Washington Post, CD review >>
Spirits of Liberation"
Learning to play the mbira was merely Zimbabwean musician Stella Chiweshe's first revolutionary act. The metal-keyed instrument (sometimes called a "thumb piano") had been the exclusive domain of men, because its ringing tones were used in Shona healing rituals. Even when Chiweshe was accepted as a mbira player, she still had to perform in private because the Rhodesian government had banned the instrument and the ceremonies that used it. Then, after Rhodesia became Zimbabwe, Chiweshe broke yet another code by combining the mbira with guitar, synthesizer and marimba, a Westernized melodic percussion instrument of African origin.
"Talking Mbira: Spirits of Liberation" opens and closes with solo performances. Although not as densely textured as her past releases, these two songs are hardly stark; the notes that cascade from Chiweshe's mbira provide a rich backdrop for her earthy, striving voice, which is multitracked into a chorale on the final tune, "Huvhimi." The other tracks incorporate drums, guitars, marimbas and choral singing, but Europop influences are pronounced in only two: "Chachimurenga," a dub-mixed freedom-fighter anthem, and "Musandifungise," a lament that features a Celtic-rock guitar riff. All the tunes rely on the polyrhythms and call-and-response vocals customary in African music, and Chiweshe's shimmering mbira melodies are infectious whether the arrangement is technocratic or traditional.
-- Mark Jenkins
Appearing Wednesday at the Kennedy Center Millennium Stage.
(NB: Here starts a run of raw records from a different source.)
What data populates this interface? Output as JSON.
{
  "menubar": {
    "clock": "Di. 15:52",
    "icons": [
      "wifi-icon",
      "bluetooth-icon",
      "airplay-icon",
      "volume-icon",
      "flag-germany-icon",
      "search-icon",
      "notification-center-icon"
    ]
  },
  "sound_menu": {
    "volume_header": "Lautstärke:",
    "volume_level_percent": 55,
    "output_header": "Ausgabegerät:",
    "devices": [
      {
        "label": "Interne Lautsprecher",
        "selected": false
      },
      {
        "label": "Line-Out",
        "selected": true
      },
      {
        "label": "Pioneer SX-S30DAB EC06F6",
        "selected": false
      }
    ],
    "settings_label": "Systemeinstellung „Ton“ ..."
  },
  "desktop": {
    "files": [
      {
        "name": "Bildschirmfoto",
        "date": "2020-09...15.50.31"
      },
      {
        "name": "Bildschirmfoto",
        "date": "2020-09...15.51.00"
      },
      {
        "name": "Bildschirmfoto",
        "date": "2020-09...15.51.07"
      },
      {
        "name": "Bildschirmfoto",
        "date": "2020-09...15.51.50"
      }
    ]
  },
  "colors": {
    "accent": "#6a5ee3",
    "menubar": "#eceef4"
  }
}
To hear a free Sound Bite from Stella Chiweshe, call Post-Haste at 202-334-9000 and press 8127. (Prince William residents, call 703-690-4110.) 02/07/03 >> go there